Blue crabs (Callinectes sapidus) have long been considered a delicacy on the Eastern coast of the United States. Sadly, as a result of decline and pollution in the Chesapeake Bay, fishing for wild blue crabs off the coast has become difficult. Some U.S. restaurants and crab suppliers have turned to Asian hatcheries, but scientists from the University of Maryland and reporters from the Baltimore Sun and Science Daily have discovered that it's possible to farm and raise blue crabs in fresh water.
Things You'll Need
10 mature female blue crabs (inseminated)
1 m3 tank (2)
4 mechanical filtration systems and bio-filters
400 L hatching tank
Cylindrical 500 L tank
Cylindrical 2,000 L tank
3 125 ?m mesh filters
Prepare Larvae for Hatching
Place a 2-inch layer of sand on the bottom of the 1 m3 tank. Fill the tank with clean freshwater and add sea salt to create a salinity level of .3 parts per thousand. Install one mechanical filtration system to filter crab waste in the tank. Place 10 inseminated female crabs in the tank and monitor for fighting. Feed the female crabs a small handful of food pellets (about five or six) per crab once a day. Monitor the egg mass that appears on the crabs' abdomens.

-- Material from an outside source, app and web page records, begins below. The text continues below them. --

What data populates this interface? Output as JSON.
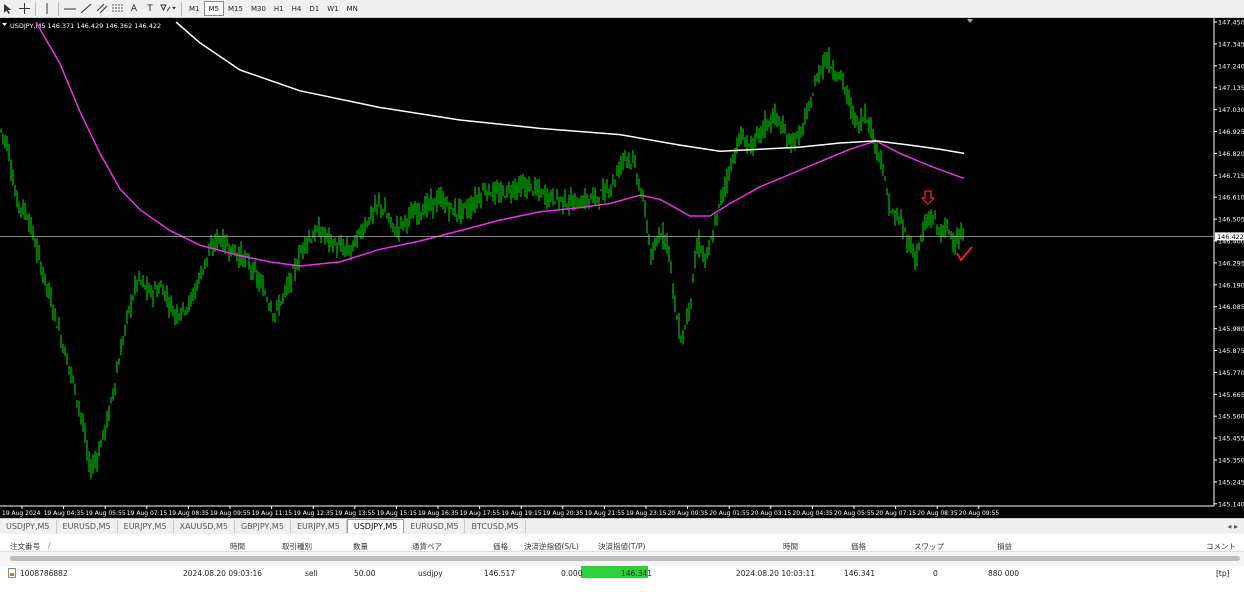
{
  "toolbar": {
    "timeframes": [
      "M1",
      "M5",
      "M15",
      "M30",
      "H1",
      "H4",
      "D1",
      "W1",
      "MN"
    ],
    "active_timeframe": "M5",
    "text_label": "A",
    "text_tool": "T"
  },
  "chart": {
    "header": "USDJPY,M5  146.371 146.429 146.362 146.422",
    "current_price": "146.422",
    "price_labels": [
      "147.450",
      "147.345",
      "147.240",
      "147.135",
      "147.030",
      "146.925",
      "146.820",
      "146.715",
      "146.610",
      "146.505",
      "146.400",
      "146.295",
      "146.190",
      "146.085",
      "145.980",
      "145.875",
      "145.770",
      "145.665",
      "145.560",
      "145.455",
      "145.350",
      "145.245",
      "145.140"
    ],
    "time_labels": [
      "19 Aug 2024",
      "19 Aug 04:35",
      "19 Aug 05:55",
      "19 Aug 07:15",
      "19 Aug 08:35",
      "19 Aug 09:55",
      "19 Aug 11:15",
      "19 Aug 12:35",
      "19 Aug 13:55",
      "19 Aug 15:15",
      "19 Aug 16:35",
      "19 Aug 17:55",
      "19 Aug 19:15",
      "19 Aug 20:35",
      "19 Aug 21:55",
      "19 Aug 23:15",
      "20 Aug 00:35",
      "20 Aug 01:55",
      "20 Aug 03:15",
      "20 Aug 04:35",
      "20 Aug 05:55",
      "20 Aug 07:15",
      "20 Aug 08:35",
      "20 Aug 09:55"
    ],
    "colors": {
      "background": "#000000",
      "candle": "#00e600",
      "ma_fast": "#e633e6",
      "ma_slow": "#ffffff",
      "arrow": "#ff2020"
    }
  },
  "tabs": [
    "USDJPY,M5",
    "EURUSD,M5",
    "EURJPY,M5",
    "XAUUSD,M5",
    "GBPJPY,M5",
    "EURJPY,M5",
    "USDJPY,M5",
    "EURUSD,M5",
    "BTCUSD,M5"
  ],
  "active_tab_index": 6,
  "orders": {
    "headers": {
      "order_no": "注文番号",
      "time": "時間",
      "type": "取引種別",
      "volume": "数量",
      "pair": "通貨ペア",
      "price": "価格",
      "sl": "決済逆指値(S/L)",
      "tp": "決済指値(T/P)",
      "close_time": "時間",
      "close_price": "価格",
      "swap": "スワップ",
      "profit": "損益",
      "comment": "コメント"
    },
    "row": {
      "order_no": "1008786882",
      "time": "2024.08.20 09:03:16",
      "type": "sell",
      "volume": "50.00",
      "pair": "usdjpy",
      "price": "146.517",
      "sl": "0.000",
      "tp": "146.341",
      "close_time": "2024.08.20 10:03:11",
      "close_price": "146.341",
      "swap": "0",
      "profit": "880 000",
      "comment": "[tp]"
    }
  }
}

Place a 2-inch layer of sand on the bottom of the 400 L tank. Fill the tank with freshwater and add salt to create a salinity level of .3 parts per thousand. Install one mechanical filtration system to filter crab waste in the tank. When the egg mass appears strained and ready to hatch, transfer the female crabs to the 400 L tank. Secure the 125 ?m mesh filters in each larvae tank, so the larvae aren't filtered out with waste. After hatching, larvae will float to the top of the tank water.
Place sand on the bottom of the 500 L and 2,000 L tank to create a layer about 2 inches thick. Fill the 500 L and 2,000 L tanks with freshwater and add salt to create a salinity level of .3 parts per thousand. Install one mechanical filtration system to filter crab waste in each tank. Collect the larvae in 25 ml samples with the eyedropper and beaker and transfer 38 to 138 25 ml samples per L in the large 500 L and 2,000 L tanks.
Feed the crab larvae 50 mg of rotifers (free-swimming plankton) per liter once a day. Crabs will begin to noticeably mature in 44 to 55 days.
Monitor small crabs for aggression and cannibalism and separate them inside the tanks as needed.
Remove mature crabs from the tanks and eat or sell them.
In a few months, as the crabs mature, feed them shredded shrimp pellets and fish food.